Top of TASK INPUTS

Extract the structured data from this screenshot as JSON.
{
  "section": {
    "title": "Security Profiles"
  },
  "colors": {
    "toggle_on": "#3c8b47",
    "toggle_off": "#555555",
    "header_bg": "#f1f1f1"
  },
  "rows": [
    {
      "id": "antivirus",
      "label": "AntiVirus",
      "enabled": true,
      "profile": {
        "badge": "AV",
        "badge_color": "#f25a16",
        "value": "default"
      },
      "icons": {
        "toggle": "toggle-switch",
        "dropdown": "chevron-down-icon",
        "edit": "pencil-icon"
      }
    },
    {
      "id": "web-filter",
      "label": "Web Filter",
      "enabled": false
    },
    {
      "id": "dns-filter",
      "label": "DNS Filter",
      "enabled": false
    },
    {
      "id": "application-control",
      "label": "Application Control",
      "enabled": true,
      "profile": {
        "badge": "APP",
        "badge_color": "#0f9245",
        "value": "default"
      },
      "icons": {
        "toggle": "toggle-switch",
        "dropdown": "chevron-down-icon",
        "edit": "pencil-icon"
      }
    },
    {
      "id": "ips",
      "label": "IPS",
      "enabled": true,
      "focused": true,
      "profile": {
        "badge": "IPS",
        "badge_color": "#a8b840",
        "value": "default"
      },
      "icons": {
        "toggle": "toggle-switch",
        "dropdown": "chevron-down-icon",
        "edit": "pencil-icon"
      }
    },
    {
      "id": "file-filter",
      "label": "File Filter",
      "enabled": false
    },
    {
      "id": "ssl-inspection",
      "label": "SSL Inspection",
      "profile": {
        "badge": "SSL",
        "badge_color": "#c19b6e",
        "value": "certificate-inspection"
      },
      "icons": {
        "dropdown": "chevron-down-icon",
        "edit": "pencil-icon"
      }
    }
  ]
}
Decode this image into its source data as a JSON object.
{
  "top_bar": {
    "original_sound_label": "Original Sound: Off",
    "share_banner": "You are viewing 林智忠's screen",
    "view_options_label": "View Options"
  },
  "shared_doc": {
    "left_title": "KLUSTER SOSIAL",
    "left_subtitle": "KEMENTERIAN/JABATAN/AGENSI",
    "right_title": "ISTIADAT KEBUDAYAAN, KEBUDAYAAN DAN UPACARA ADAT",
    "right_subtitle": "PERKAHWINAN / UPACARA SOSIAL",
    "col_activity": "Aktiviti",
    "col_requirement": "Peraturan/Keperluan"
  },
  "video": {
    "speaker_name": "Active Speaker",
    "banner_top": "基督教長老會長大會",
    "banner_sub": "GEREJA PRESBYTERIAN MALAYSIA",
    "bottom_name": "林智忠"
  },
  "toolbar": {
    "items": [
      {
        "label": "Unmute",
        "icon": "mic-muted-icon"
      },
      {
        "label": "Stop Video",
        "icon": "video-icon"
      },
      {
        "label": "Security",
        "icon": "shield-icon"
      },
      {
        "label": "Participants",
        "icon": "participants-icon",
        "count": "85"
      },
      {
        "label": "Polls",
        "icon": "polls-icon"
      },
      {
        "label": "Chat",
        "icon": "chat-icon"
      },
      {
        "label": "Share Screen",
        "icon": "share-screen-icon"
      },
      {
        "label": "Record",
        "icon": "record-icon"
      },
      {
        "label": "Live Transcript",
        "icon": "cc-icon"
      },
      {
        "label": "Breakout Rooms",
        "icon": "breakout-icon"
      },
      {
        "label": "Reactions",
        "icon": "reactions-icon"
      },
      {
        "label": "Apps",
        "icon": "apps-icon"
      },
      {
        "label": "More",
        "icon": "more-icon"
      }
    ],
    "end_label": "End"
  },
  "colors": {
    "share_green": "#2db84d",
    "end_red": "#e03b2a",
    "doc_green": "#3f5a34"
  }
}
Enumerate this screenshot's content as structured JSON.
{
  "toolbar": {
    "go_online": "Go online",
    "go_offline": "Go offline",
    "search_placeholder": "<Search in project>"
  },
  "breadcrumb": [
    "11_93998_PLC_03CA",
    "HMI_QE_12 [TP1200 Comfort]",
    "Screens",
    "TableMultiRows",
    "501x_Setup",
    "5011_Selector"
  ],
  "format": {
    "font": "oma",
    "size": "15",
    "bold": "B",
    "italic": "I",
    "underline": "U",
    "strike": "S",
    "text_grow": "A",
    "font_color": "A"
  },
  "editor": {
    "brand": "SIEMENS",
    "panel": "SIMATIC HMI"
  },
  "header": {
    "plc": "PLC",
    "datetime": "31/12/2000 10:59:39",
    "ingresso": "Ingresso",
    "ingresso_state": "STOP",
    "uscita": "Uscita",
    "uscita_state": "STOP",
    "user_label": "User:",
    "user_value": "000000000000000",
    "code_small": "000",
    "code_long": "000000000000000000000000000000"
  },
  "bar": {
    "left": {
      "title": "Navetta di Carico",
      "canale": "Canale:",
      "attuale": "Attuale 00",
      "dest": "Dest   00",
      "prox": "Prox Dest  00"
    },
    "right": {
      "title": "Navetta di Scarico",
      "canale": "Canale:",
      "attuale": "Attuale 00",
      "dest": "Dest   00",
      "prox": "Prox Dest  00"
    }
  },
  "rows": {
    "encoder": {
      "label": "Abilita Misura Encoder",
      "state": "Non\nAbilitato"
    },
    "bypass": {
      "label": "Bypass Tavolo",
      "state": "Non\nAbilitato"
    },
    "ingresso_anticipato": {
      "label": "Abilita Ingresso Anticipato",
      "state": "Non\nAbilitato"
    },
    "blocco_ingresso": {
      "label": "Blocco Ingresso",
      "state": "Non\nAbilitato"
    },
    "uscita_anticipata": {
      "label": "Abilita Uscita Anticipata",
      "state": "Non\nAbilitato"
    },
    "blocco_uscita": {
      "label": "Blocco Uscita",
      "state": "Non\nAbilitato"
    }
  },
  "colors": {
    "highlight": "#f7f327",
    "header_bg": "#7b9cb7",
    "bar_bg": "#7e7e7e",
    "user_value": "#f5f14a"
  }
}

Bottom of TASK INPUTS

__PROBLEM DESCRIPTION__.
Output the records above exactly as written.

__RESPONSE TO THE EXERCISE__.
Extract the structured data from this screenshot as JSON.
{
  "section": {
    "title": "Security Profiles"
  },
  "colors": {
    "toggle_on": "#3c8b47",
    "toggle_off": "#555555",
    "header_bg": "#f1f1f1"
  },
  "rows": [
    {
      "id": "antivirus",
      "label": "AntiVirus",
      "enabled": true,
      "profile": {
        "badge": "AV",
        "badge_color": "#f25a16",
        "value": "default"
      },
      "icons": {
        "toggle": "toggle-switch",
        "dropdown": "chevron-down-icon",
        "edit": "pencil-icon"
      }
    },
    {
      "id": "web-filter",
      "label": "Web Filter",
      "enabled": false
    },
    {
      "id": "dns-filter",
      "label": "DNS Filter",
      "enabled": false
    },
    {
      "id": "application-control",
      "label": "Application Control",
      "enabled": true,
      "profile": {
        "badge": "APP",
        "badge_color": "#0f9245",
        "value": "default"
      },
      "icons": {
        "toggle": "toggle-switch",
        "dropdown": "chevron-down-icon",
        "edit": "pencil-icon"
      }
    },
    {
      "id": "ips",
      "label": "IPS",
      "enabled": true,
      "focused": true,
      "profile": {
        "badge": "IPS",
        "badge_color": "#a8b840",
        "value": "default"
      },
      "icons": {
        "toggle": "toggle-switch",
        "dropdown": "chevron-down-icon",
        "edit": "pencil-icon"
      }
    },
    {
      "id": "file-filter",
      "label": "File Filter",
      "enabled": false
    },
    {
      "id": "ssl-inspection",
      "label": "SSL Inspection",
      "profile": {
        "badge": "SSL",
        "badge_color": "#c19b6e",
        "value": "certificate-inspection"
      },
      "icons": {
        "dropdown": "chevron-down-icon",
        "edit": "pencil-icon"
      }
    }
  ]
}
Decode this image into its source data as a JSON object.
{
  "top_bar": {
    "original_sound_label": "Original Sound: Off",
    "share_banner": "You are viewing 林智忠's screen",
    "view_options_label": "View Options"
  },
  "shared_doc": {
    "left_title": "KLUSTER SOSIAL",
    "left_subtitle": "KEMENTERIAN/JABATAN/AGENSI",
    "right_title": "ISTIADAT KEBUDAYAAN, KEBUDAYAAN DAN UPACARA ADAT",
    "right_subtitle": "PERKAHWINAN / UPACARA SOSIAL",
    "col_activity": "Aktiviti",
    "col_requirement": "Peraturan/Keperluan"
  },
  "video": {
    "speaker_name": "Active Speaker",
    "banner_top": "基督教長老會長大會",
    "banner_sub": "GEREJA PRESBYTERIAN MALAYSIA",
    "bottom_name": "林智忠"
  },
  "toolbar": {
    "items": [
      {
        "label": "Unmute",
        "icon": "mic-muted-icon"
      },
      {
        "label": "Stop Video",
        "icon": "video-icon"
      },
      {
        "label": "Security",
        "icon": "shield-icon"
      },
      {
        "label": "Participants",
        "icon": "participants-icon",
        "count": "85"
      },
      {
        "label": "Polls",
        "icon": "polls-icon"
      },
      {
        "label": "Chat",
        "icon": "chat-icon"
      },
      {
        "label": "Share Screen",
        "icon": "share-screen-icon"
      },
      {
        "label": "Record",
        "icon": "record-icon"
      },
      {
        "label": "Live Transcript",
        "icon": "cc-icon"
      },
      {
        "label": "Breakout Rooms",
        "icon": "breakout-icon"
      },
      {
        "label": "Reactions",
        "icon": "reactions-icon"
      },
      {
        "label": "Apps",
        "icon": "apps-icon"
      },
      {
        "label": "More",
        "icon": "more-icon"
      }
    ],
    "end_label": "End"
  },
  "colors": {
    "share_green": "#2db84d",
    "end_red": "#e03b2a",
    "doc_green": "#3f5a34"
  }
}
Enumerate this screenshot's content as structured JSON.
{
  "toolbar": {
    "go_online": "Go online",
    "go_offline": "Go offline",
    "search_placeholder": "<Search in project>"
  },
  "breadcrumb": [
    "11_93998_PLC_03CA",
    "HMI_QE_12 [TP1200 Comfort]",
    "Screens",
    "TableMultiRows",
    "501x_Setup",
    "5011_Selector"
  ],
  "format": {
    "font": "oma",
    "size": "15",
    "bold": "B",
    "italic": "I",
    "underline": "U",
    "strike": "S",
    "text_grow": "A",
    "font_color": "A"
  },
  "editor": {
    "brand": "SIEMENS",
    "panel": "SIMATIC HMI"
  },
  "header": {
    "plc": "PLC",
    "datetime": "31/12/2000 10:59:39",
    "ingresso": "Ingresso",
    "ingresso_state": "STOP",
    "uscita": "Uscita",
    "uscita_state": "STOP",
    "user_label": "User:",
    "user_value": "000000000000000",
    "code_small": "000",
    "code_long": "000000000000000000000000000000"
  },
  "bar": {
    "left": {
      "title": "Navetta di Carico",
      "canale": "Canale:",
      "attuale": "Attuale 00",
      "dest": "Dest   00",
      "prox": "Prox Dest  00"
    },
    "right": {
      "title": "Navetta di Scarico",
      "canale": "Canale:",
      "attuale": "Attuale 00",
      "dest": "Dest   00",
      "prox": "Prox Dest  00"
    }
  },
  "rows": {
    "encoder": {
      "label": "Abilita Misura Encoder",
      "state": "Non\nAbilitato"
    },
    "bypass": {
      "label": "Bypass Tavolo",
      "state": "Non\nAbilitato"
    },
    "ingresso_anticipato": {
      "label": "Abilita Ingresso Anticipato",
      "state": "Non\nAbilitato"
    },
    "blocco_ingresso": {
      "label": "Blocco Ingresso",
      "state": "Non\nAbilitato"
    },
    "uscita_anticipata": {
      "label": "Abilita Uscita Anticipata",
      "state": "Non\nAbilitato"
    },
    "blocco_uscita": {
      "label": "Blocco Uscita",
      "state": "Non\nAbilitato"
    }
  },
  "colors": {
    "highlight": "#f7f327",
    "header_bg": "#7b9cb7",
    "bar_bg": "#7e7e7e",
    "user_value": "#f5f14a"
  }
}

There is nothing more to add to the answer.